Probably the single biggest thing you can do to make sure that the cost of your child’s braces stays low is to simply visit your orthodontic or dental offices early to find out any needs that your child may have before they become a problem. The longer teeth have to grow into the wrong positions or set incorrectly, the more time it will take for orthodontic treatment to work. However if you’re able to catch these issues at the very beginning, it can significantly decrease the amount of treatments, the amount of treatment time, and can make it far easier for your pediatric orthodontist to be able to give your child not only a beautiful smile but teeth that contact at the right areas which can help reduce many dental infections or diseases over their lifetime.
The number one tip is to make sure that you visit early and visit often as this can save you significant money in the long run later and keep problems from becoming more expensive.
Braces for children – orthodontic insurance
Orthodontic insurance may confuse individuals. This is because while they may have dental insurance, not all dental insurance will cover orthodontic work. Orthodontic work is a separate type of insurance that should often be added into dental plans in case of the needs for orthodontic care.
You may be thinking to yourself – I do not have orthodontic insurance – what should I do? There are a couple of things you can do. Number one, you could simply get orthodontic insurance. Dental insurance is not overly expensive and depending on where you work you may have the option of buying it and having your work contribute part of the costs to it. This is something you should talk with your HR team about and find out about some of the benefits that your work may have that you’ve never before had to think about or utilize.
Also, depending on your income, you may also qualify for some state care and assistance. Depending on what state you live in, there are a variety of programs run by the government and subsidized by the state that can help provide orthodontic care to low income individuals who meet certain criteria. Talking with your health and human services representative in your area could help point you in the right direction for finding out if you qualify for any of this insurance or even free orthodontic care.

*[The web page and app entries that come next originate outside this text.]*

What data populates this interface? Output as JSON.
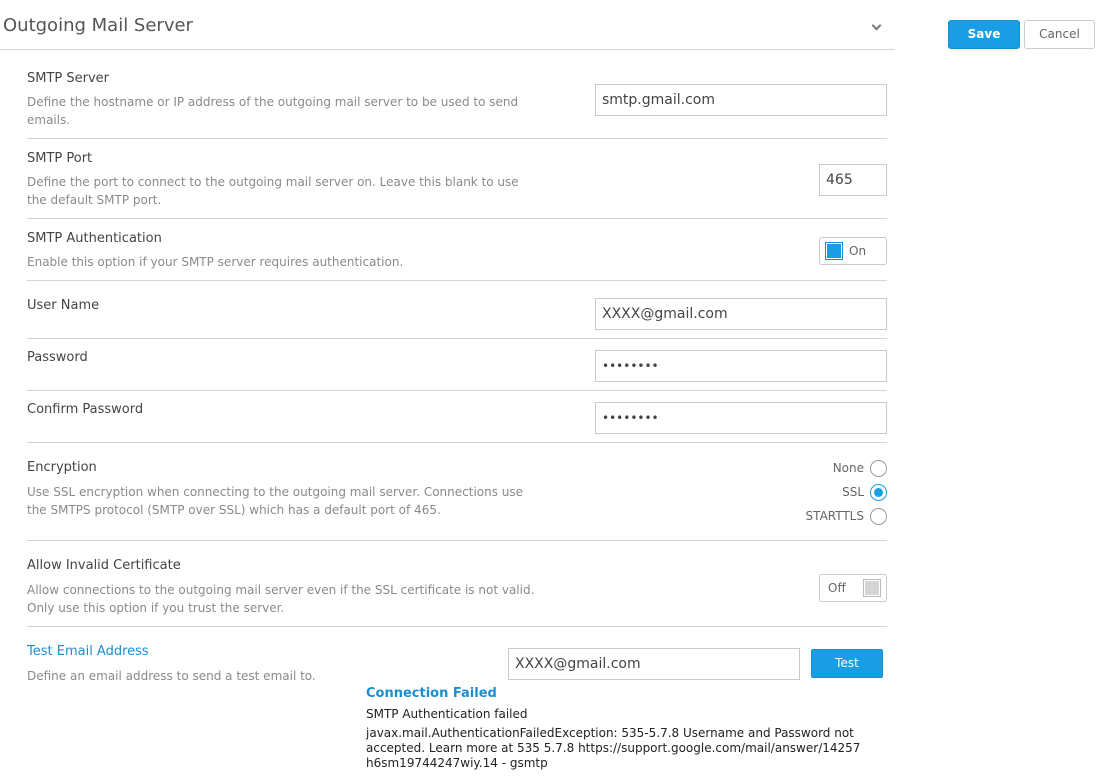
{
  "header": {
    "title": "Outgoing Mail Server",
    "save_label": "Save",
    "cancel_label": "Cancel"
  },
  "smtp_server": {
    "label": "SMTP Server",
    "description": "Define the hostname or IP address of the outgoing mail server to be used to send emails.",
    "value": "smtp.gmail.com"
  },
  "smtp_port": {
    "label": "SMTP Port",
    "description": "Define the port to connect to the outgoing mail server on. Leave this blank to use the default SMTP port.",
    "value": "465"
  },
  "smtp_auth": {
    "label": "SMTP Authentication",
    "description": "Enable this option if your SMTP server requires authentication.",
    "toggle_label": "On"
  },
  "user_name": {
    "label": "User Name",
    "value": "XXXX@gmail.com"
  },
  "password": {
    "label": "Password",
    "value": "••••••••"
  },
  "confirm_password": {
    "label": "Confirm Password",
    "value": "••••••••"
  },
  "encryption": {
    "label": "Encryption",
    "description": "Use SSL encryption when connecting to the outgoing mail server. Connections use the SMTPS protocol (SMTP over SSL) which has a default port of 465.",
    "options": [
      "None",
      "SSL",
      "STARTTLS"
    ],
    "selected": "SSL"
  },
  "invalid_cert": {
    "label": "Allow Invalid Certificate",
    "description": "Allow connections to the outgoing mail server even if the SSL certificate is not valid. Only use this option if you trust the server.",
    "toggle_label": "Off"
  },
  "test_email": {
    "label": "Test Email Address",
    "description": "Define an email address to send a test email to.",
    "value": "XXXX@gmail.com",
    "button_label": "Test"
  },
  "result": {
    "title": "Connection Failed",
    "message": "SMTP Authentication failed",
    "detail": "javax.mail.AuthenticationFailedException: 535-5.7.8 Username and Password not accepted. Learn more at 535 5.7.8 https://support.google.com/mail/answer/14257 h6sm19744247wiy.14 - gsmtp"
  },
  "colors": {
    "accent": "#1a9ee3",
    "link": "#1a8fcf",
    "divider": "#d4d4d4"
  }
}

Making sure that you avail yourself of early services, the variety of insurance and resources that may be available at your local state, your work, or even local levels can all help ensure that your child gets the treatments they need. Getting regular orthodontic treatment can set your child up for a lifetime of success and can help them avoid needless pain and suffering that can come from undiagnosed and untreated oral health problems.
Protect your child’s oral future and protect your wallet by availing yourself of the free resources and a free consultation from your orthodontic office. With so much to gain and so little to lose, what is keeping you from protecting your child’s health and future?
Summary: Teenagers often have braces, but children also need braces. This should not come as a surprise to anyone familiar with braces. Orthodontists use braces to help straighten teeth and improve your alignment. Not all children require braces, and if you think your child needs braces, it is best to get an assessment from an orthodontist to ensure that your child receives the appropriate treatment.
If your child requires braces, the orthodontist will provide you with information, direction, and guidelines to ensure the best outcome and longevity of your child’s braces.
In general, the American Orthodontic Association recommends that children should begin their orthodontic treatment at about the ages of 12-14. During the teenage years, a child is still in the developmental phases, and during this phase of their life, orthodontists find it easiest to alter and modify the shape of your child’s face. This means that when your child uses braces according to an orthodontist’s guidelines, the changes will be more rapid, and this can save you time and money.
American Association of Orthodontists. (n.d.). Your Child’s First Orthodontic Check-up.
Germa, A., Kaminski, M., & Nabet, C. (2010). Impact of social and economic characteristics on orthodontic treatment among children and teenagers in France. Community dentistry and oral epidemiology, 38(2), 171–179. https://doi.org/10.1111/j.1600-0528.2009.00515.x